To do
Every line below that mentions the word "Backup" should be copied out.

[Entries from a dataset of interfaces]
<<<<

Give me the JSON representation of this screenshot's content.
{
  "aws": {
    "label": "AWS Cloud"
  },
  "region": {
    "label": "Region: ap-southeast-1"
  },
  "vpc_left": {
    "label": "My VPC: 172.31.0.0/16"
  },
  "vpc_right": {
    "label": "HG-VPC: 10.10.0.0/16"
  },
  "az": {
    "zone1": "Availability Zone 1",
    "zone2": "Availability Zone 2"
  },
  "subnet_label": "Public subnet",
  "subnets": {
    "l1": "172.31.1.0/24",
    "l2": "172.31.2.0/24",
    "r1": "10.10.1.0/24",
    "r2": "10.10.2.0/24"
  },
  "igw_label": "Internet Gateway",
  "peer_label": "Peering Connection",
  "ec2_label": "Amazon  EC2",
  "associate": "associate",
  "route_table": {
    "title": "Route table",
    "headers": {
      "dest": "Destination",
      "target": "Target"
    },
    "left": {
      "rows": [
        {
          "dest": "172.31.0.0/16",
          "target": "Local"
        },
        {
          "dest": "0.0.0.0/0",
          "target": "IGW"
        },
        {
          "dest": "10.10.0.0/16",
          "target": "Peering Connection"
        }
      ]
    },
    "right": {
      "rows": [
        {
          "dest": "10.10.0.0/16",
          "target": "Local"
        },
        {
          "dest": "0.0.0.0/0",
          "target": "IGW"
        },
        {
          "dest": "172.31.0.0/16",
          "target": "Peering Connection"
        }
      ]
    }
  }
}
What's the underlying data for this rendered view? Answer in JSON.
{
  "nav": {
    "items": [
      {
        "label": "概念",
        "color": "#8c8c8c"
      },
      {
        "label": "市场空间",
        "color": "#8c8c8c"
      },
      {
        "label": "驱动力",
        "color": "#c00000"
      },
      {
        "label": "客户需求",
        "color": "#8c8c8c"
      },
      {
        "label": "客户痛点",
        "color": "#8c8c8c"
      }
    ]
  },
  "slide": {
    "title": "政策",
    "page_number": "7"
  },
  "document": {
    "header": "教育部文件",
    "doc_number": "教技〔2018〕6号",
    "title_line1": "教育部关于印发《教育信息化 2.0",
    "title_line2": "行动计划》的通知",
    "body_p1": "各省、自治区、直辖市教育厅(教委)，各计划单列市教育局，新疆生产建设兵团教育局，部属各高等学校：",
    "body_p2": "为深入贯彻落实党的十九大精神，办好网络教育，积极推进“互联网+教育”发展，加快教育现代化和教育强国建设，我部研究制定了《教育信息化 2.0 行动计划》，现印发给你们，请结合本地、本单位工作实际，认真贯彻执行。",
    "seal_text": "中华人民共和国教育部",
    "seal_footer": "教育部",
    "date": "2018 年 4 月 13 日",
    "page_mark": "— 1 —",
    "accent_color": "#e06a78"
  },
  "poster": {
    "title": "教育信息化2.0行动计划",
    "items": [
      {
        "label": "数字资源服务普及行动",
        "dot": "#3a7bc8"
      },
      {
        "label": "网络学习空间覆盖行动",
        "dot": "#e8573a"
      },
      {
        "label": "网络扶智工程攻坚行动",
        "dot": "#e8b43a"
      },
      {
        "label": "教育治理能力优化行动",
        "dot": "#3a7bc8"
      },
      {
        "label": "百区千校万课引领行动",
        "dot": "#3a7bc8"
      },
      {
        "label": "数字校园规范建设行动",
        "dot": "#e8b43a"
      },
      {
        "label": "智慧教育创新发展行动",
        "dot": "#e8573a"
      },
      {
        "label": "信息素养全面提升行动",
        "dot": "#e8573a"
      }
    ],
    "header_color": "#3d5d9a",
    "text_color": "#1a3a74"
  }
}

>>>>
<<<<

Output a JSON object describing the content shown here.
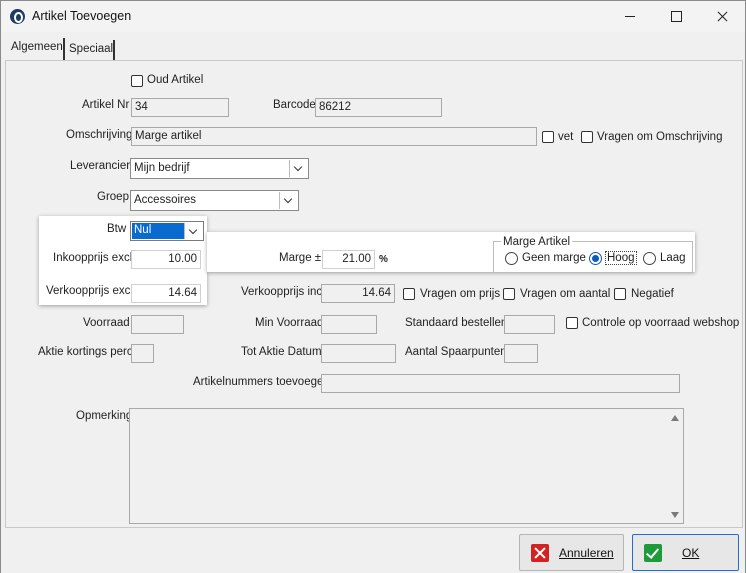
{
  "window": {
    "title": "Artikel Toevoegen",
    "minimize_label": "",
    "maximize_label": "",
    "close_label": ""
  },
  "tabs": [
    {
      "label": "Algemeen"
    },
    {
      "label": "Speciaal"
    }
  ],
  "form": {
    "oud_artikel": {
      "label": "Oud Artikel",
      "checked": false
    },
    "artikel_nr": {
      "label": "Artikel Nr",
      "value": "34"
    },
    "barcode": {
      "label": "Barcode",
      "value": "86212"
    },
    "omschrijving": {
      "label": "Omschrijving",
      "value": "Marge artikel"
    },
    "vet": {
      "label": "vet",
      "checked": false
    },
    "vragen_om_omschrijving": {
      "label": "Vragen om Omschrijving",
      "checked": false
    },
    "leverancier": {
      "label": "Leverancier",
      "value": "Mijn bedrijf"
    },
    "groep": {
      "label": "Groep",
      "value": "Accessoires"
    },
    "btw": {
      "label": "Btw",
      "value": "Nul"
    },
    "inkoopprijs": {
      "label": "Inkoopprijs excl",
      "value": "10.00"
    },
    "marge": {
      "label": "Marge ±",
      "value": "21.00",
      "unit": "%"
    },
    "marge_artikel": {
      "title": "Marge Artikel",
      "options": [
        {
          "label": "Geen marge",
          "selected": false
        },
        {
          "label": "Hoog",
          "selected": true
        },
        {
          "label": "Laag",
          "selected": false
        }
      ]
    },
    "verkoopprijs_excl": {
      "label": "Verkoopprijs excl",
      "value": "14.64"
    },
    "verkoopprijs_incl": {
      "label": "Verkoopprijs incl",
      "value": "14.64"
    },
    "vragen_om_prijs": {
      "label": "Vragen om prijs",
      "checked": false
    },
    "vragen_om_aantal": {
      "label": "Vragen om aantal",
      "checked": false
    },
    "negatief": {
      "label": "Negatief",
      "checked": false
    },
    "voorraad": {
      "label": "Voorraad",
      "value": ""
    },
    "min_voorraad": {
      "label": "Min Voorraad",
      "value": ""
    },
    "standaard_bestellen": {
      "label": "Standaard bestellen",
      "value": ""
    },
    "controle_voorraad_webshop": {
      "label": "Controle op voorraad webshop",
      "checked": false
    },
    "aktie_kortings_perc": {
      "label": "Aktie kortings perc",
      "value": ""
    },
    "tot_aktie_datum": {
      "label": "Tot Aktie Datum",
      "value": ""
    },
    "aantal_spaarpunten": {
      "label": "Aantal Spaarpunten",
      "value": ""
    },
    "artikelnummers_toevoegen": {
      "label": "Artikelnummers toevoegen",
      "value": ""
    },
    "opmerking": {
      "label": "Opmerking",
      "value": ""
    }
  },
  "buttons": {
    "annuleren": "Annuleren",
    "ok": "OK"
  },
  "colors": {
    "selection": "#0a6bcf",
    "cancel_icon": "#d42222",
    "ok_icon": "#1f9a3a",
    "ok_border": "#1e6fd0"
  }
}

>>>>
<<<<

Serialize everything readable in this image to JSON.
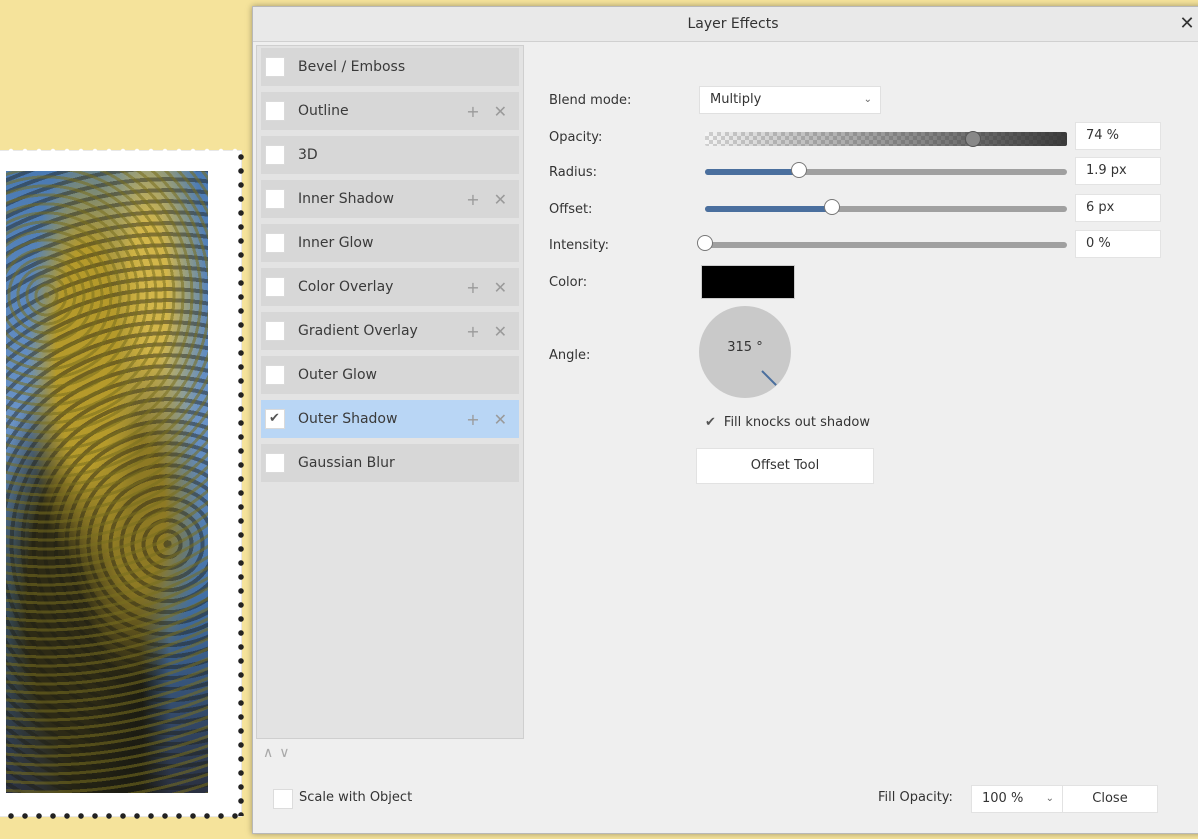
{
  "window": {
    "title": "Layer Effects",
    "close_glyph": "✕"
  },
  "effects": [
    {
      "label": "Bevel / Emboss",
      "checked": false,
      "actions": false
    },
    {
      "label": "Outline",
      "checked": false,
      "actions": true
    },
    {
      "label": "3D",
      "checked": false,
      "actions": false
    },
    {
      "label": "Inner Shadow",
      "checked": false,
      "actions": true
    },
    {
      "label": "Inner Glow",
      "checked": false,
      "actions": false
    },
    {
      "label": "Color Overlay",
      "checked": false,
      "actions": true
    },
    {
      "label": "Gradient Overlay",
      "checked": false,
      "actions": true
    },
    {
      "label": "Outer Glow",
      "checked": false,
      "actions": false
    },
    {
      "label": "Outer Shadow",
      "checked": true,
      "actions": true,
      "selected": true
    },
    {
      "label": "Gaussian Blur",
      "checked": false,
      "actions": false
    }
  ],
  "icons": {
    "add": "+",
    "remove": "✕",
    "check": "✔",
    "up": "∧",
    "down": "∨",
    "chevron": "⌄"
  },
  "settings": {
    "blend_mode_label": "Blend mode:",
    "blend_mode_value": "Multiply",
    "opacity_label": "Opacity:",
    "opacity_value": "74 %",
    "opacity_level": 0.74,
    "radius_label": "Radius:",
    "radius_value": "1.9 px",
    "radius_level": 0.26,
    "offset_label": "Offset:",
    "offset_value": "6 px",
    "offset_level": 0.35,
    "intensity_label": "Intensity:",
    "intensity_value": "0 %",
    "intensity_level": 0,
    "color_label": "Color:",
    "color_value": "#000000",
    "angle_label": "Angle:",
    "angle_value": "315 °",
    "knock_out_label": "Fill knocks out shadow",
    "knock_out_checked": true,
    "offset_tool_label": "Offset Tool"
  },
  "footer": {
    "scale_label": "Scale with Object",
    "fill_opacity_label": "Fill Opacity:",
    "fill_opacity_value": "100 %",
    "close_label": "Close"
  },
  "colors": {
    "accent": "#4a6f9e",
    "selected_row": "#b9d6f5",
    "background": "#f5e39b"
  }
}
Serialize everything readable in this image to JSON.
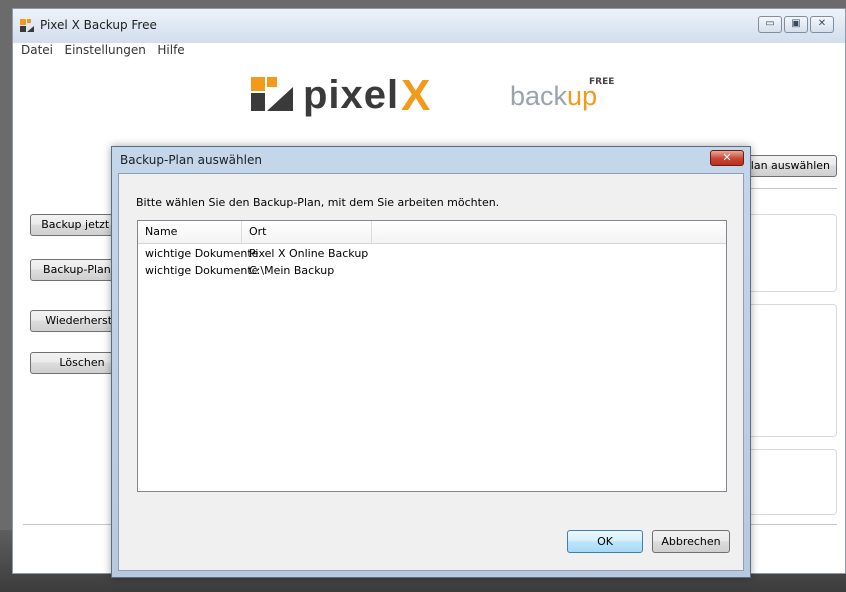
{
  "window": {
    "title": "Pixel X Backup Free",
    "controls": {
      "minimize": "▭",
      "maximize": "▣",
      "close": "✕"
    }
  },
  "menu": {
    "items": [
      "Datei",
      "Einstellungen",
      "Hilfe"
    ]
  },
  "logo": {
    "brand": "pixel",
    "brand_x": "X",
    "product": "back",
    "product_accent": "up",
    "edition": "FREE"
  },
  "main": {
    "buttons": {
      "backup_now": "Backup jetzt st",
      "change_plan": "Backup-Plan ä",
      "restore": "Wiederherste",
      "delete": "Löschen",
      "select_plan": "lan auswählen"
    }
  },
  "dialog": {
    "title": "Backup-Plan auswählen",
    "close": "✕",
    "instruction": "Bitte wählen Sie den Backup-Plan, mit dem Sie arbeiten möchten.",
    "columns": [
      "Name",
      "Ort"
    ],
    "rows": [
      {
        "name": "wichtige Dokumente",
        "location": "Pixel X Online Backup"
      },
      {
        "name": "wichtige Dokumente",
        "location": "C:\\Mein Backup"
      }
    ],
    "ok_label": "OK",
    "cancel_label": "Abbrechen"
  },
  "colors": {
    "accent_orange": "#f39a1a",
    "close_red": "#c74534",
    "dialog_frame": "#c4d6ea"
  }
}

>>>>

Result for this task
    "title": "Pixel X Backup Free",
      "backup_now": "Backup jetzt st",
      "change_plan": "Backup-Plan ä",
    "title": "Backup-Plan auswählen",
    "instruction": "Bitte wählen Sie den Backup-Plan, mit dem Sie arbeiten möchten.",
        "location": "Pixel X Online Backup"
        "location": "C:\\Mein Backup"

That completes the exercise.